The U.S. Federal Sentencing Guidelines provide useful insight into what the U.S. government expects. Under these guidelines, to have an effective ethics and compliance program, an organization must act to prevent crime and promote an organizational culture that encourages lawful behavior. If a company is prosecuted, the severity of the potential penalty can be reduced if an effective compliance program was in place at the time of the misconduct.

Following the Sentencing Guidelines, other regulatory bodies have issued written guidance describing effective compliance programs and policies. However, it is not enough to have policies and a program. The FCPA Resource Guide jointly published by the U.S. Securities and Exchange Commission, and the DOJ notes that:
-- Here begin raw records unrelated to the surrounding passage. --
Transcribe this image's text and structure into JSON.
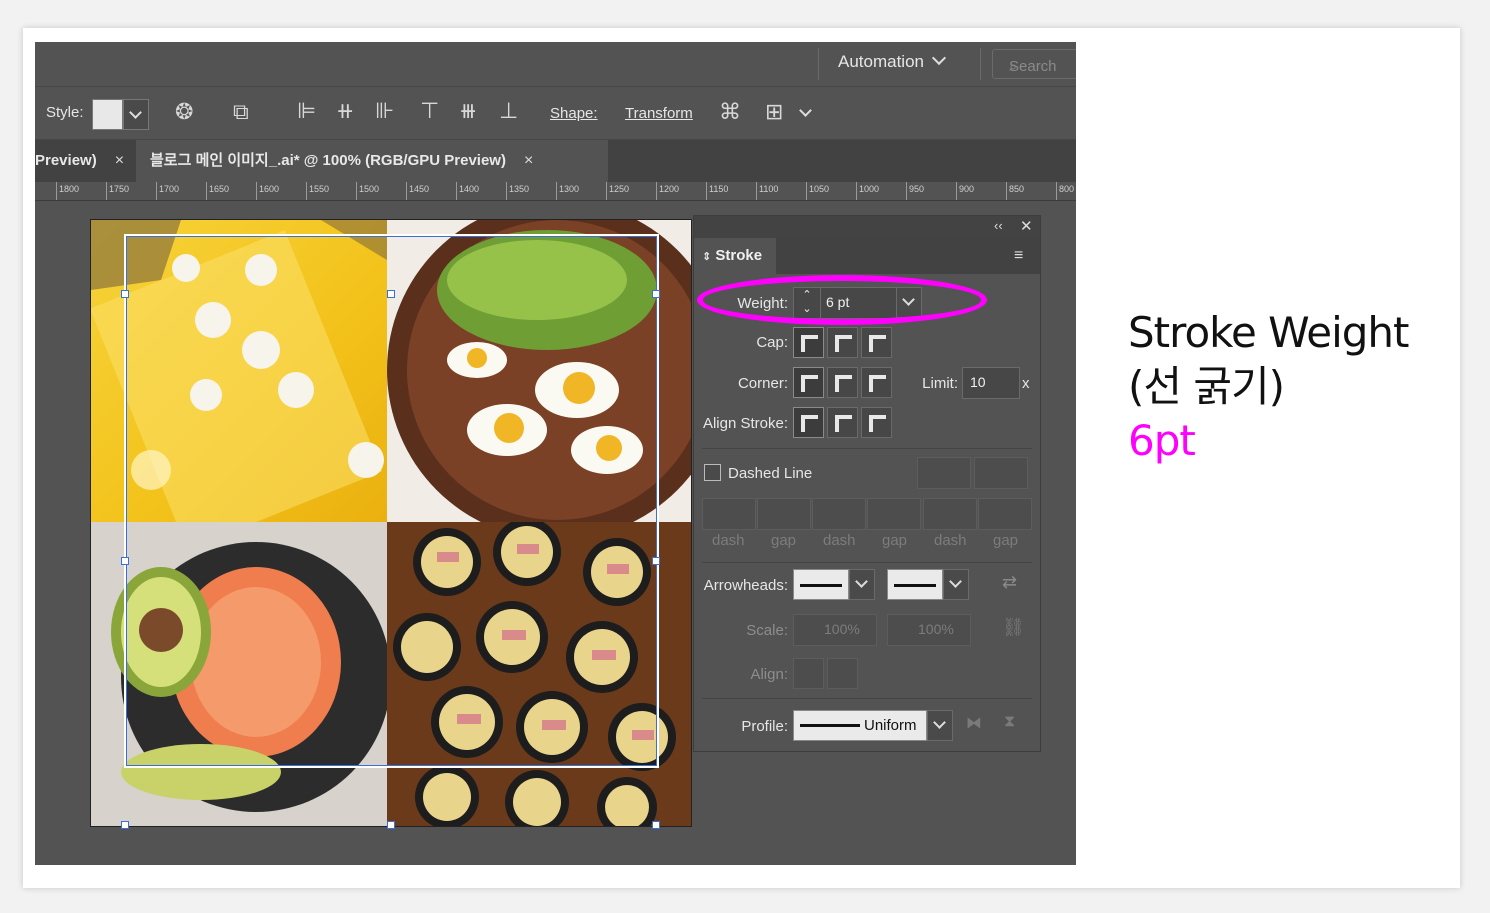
{
  "topbar": {
    "workspace": "Automation",
    "search_placeholder": "Search"
  },
  "control_bar": {
    "style_label": "Style:",
    "shape_label": "Shape:",
    "transform_label": "Transform"
  },
  "tabs": [
    {
      "label": "Preview)",
      "close": "×"
    },
    {
      "label": "블로그 메인 이미지_.ai* @ 100% (RGB/GPU Preview)",
      "close": "×"
    }
  ],
  "ruler_ticks": [
    "1800",
    "1750",
    "1700",
    "1650",
    "1600",
    "1550",
    "1500",
    "1450",
    "1400",
    "1350",
    "1300",
    "1250",
    "1200",
    "1150",
    "1100",
    "1050",
    "1000",
    "950",
    "900",
    "850",
    "800"
  ],
  "stroke_panel": {
    "title": "Stroke",
    "weight_label": "Weight:",
    "weight_value": "6 pt",
    "cap_label": "Cap:",
    "corner_label": "Corner:",
    "limit_label": "Limit:",
    "limit_value": "10",
    "limit_unit": "x",
    "align_label": "Align Stroke:",
    "dashed_label": "Dashed Line",
    "dash_labels": [
      "dash",
      "gap",
      "dash",
      "gap",
      "dash",
      "gap"
    ],
    "arrowheads_label": "Arrowheads:",
    "scale_label": "Scale:",
    "scale_values": [
      "100%",
      "100%"
    ],
    "align2_label": "Align:",
    "profile_label": "Profile:",
    "profile_value": "Uniform"
  },
  "annotation": {
    "line1": "Stroke Weight",
    "line2": "(선 굵기)",
    "line3": "6pt",
    "highlight_color": "#ff00ff"
  }
}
A well-designed compliance program that is not enforced in good faith, such as when corporate management explicitly or implicitly encourages employees to engage in misconduct to achieve business objectives, will be ineffective. DOJ and SEC have often encountered companies with compliance programs that are strong on paper but that nevertheless have significant FCPA violations because management has failed to effectively implement the program even in the face of obvious signs of corruption.

A recent case in the Northern District of California federal court illustrates the point. Following a conviction on antitrust offenses, a federal judge sentenced AU Optronics (AUO), a Taiwan-based corporation, to three years’ probation and imposed a $500 million fine. As part of the sentence, the court required that AUO “develop, adopt and implement an effective compliance and ethics program.” The government recently accused AUO of violating the court’s directive. The government cited the company’s failure to hire a chief antitrust compliance officer and its board of directors’ failure to exercise the appropriate oversight over antitrust compliance. A hearing is currently scheduled for May 29.

AUO’s alleged compliance failures should be contrasted with Siemens’ successful implementation of its program. Based on the Siemens’ efforts, as documented by a corporate monitor, the government concluded that the company had complied with the requirements of its plea agreement and its final judgment in the SEC civil action.

Training is key

It is not uncommon for companies experiencing a compliance failure to have had a training program in place. The failure is often perceived to suggest some deficiency in the program. Distributing an ethics policy, or even having periodic general lectures on compliance, is unlikely to create either a compliance culture or a sufficiently educated workforce. It is also unlikely to impress prosecutors in the event of a compliance failure.

In addition to straightforward explanations of the types of prohibited and expected conduct, employees should be given information designed to help them understand the reasons behind the compliance policy. Such training should also be tailored to the employees’ functions; “cookie cutter” web-based training will not suffice. For individuals in high risk positions, in-person training is ideal.

Conclusion

A compliance failure is likely to be expensive, even if the government does not pursue enforcement action. The money is not all wasted if the company takes the “opportunit[y] that comes from a good crisis” to invest in a stronger compliance function that is better suited to the company’s specific business and culture, as well as today’s ever-changing conditions. Effective leadership, clearly articulated standards, robust employee education, and user-friendly reporting lines might make the difference in the future between reporting questionable conduct by a colleague or external contact and ignoring or, worse, concealing it.